Any sort of work stoppage -- for however long -- would therefore rapidly increase the speed with which that window closes.

Now, there is optimism that the two sides will be able to avoid any such lockout, but there are a few contentious issues that will be at the heart of the negotiations, most notably the percentage of player contracts held in escrow, and the feasibility of NHL players participating in the Winter Olympics mid-season. Given how certain star players have set up their contracts for the 2020-21 season, it's clear that optimism isn't shared by all.

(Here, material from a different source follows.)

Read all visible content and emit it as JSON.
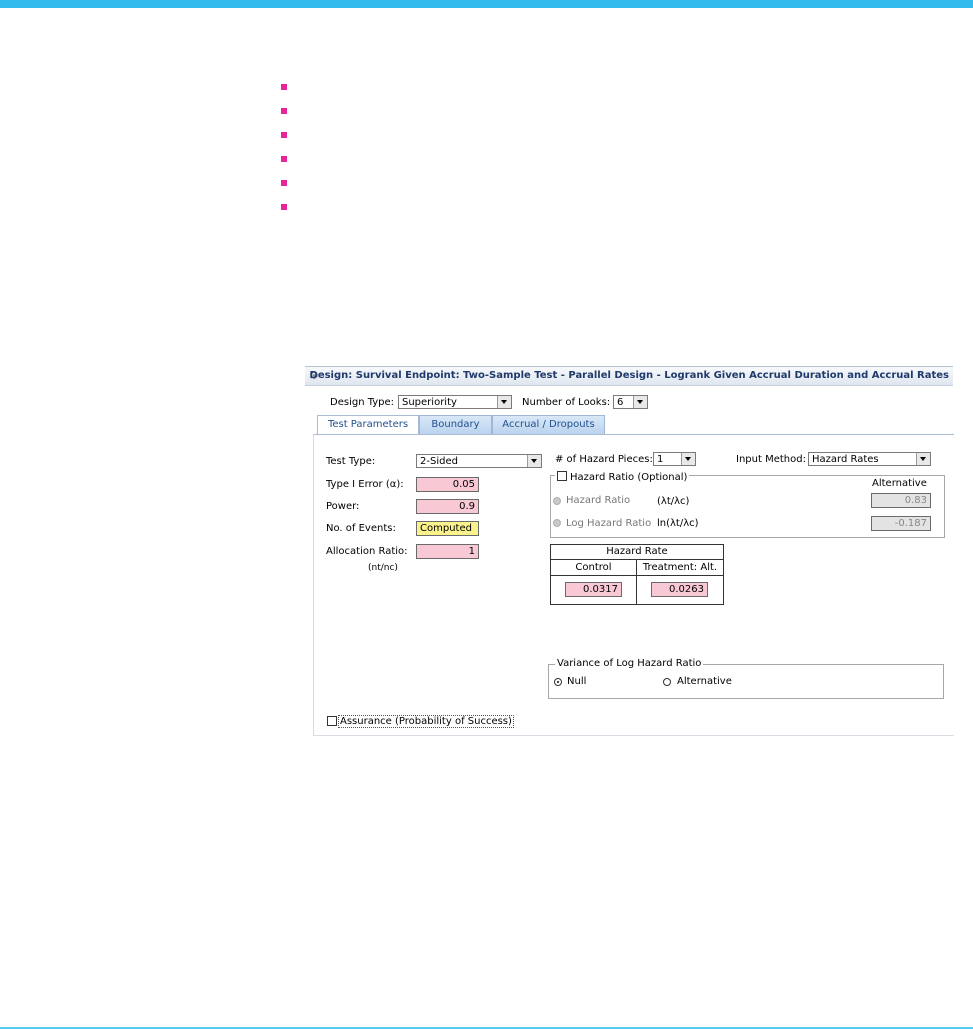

[RELATED: Why 2021 NHL Expansion Draft is threat to Sharks' cup hopes]

For instance, $12 million of Edmonton Oilers star Connor McDavid's $13 million 2020-21 contract is in the form of a signing bonus to be paid in July. Similarly, Toronto's John Tavares will make more than $11 million of his $12 million 2020-21 salary in the form of a lump sum, thereby ensuring he'll receive the vast majority of his salary whether there's a lockout in 2020 or 2022, or not at all.

The most recent NHL lockout reduced the 2012-13 season to 48 games. The one before that eliminated the 2004-05 season altogether. If the next one occurs anytime soon, it will steal time from the Sharks that they simply don't have.

Sharks' biggest threats to winning Stanley Cup: 2021 NHL Expansion Draft

Sharks' biggest threats to winning Stanley Cup: 2021 NHL Expansion Draft

Editor's Note: Now that the Blues and Capitals have gotten off the Stanley Cup schneid, there's arguably no NHL franchise more "due" to win a cup than the Sharks. This week, NBC Sports California will examine the five biggest threats to San Jose's championship aspirations in the relatively near future. We begin with the 2021 Expansion Draft.

In less than a month, the Sharks will convene for training camp, marking the beginning of another pursuit of the elusive Stanley Cup.

San Jose has seen each of the last two champions bring an end to lengthy title droughts, an accomplishment for which it hopes to follow suit. The Sharks have been a frequent contender over the last two decades -- having qualified for the playoffs in all but two seasons since 1998 -- including each of the last four under Pete DeBoer.

Given the construct of San Jose's current roster, there's no reason to believe they'll fall precipitously from contention anytime soon. They've got an enviable collection of star players, most of which are locked up long-term. Those players have formed the core of a Cup finalist before, and after pushing the Blues to six games in the conference finals last year, clearly can do so again.

But what if one of those key players that the Sharks have depended on so often -- and will continue to moving forward -- suddenly is no longer around?

That is a legitimate possibility afforded by the upcoming 2021 NHL Expansion Draft, through which the Seattle franchise will join the league as its 32nd team. Which forwards, defensemen and goalies the Sharks might protect have been covered in great detail, as have which players might be exposed.

If someone like Brent Burns or Evander Kane departs San Jose via the expansion draft, that obviously could have a drastic impact on the Sharks' ability to contend.

[RELATED: Why Sharks' defense has Hahn excited for 2019-20 season]

There is another angle to consider, as well. The last time the NHL had an expansion draft, it produced the Sharks' newest and most formidable rival in the Vegas Golden Knights. If the unnamed Seattle franchise -- who will join the Pacific Division -- can capitalize on the expansion draft like Vegas did, that could be yet another daunting intradivision competitor for San Jose, which could make the path to a cup all the more challenging.

The Sharks will lose just one player in the expansion draft, and it won't necessarily be one of the more high-profile players on their roster. Additionally, teams learned from the Vegas expansion draft, and have begun their preparation much further in advance than the last time around, meaning some of the mistakes the Golden Knights capitalized on might not be available to Seattle.

As such, who San Jose loses in the 2021 NHL Expansion Draft and how good Seattle becomes as a result isn't the biggest threat to the Sharks' championship hopes in the near future -- but as recent history has proven -- it can't be entirely discounted.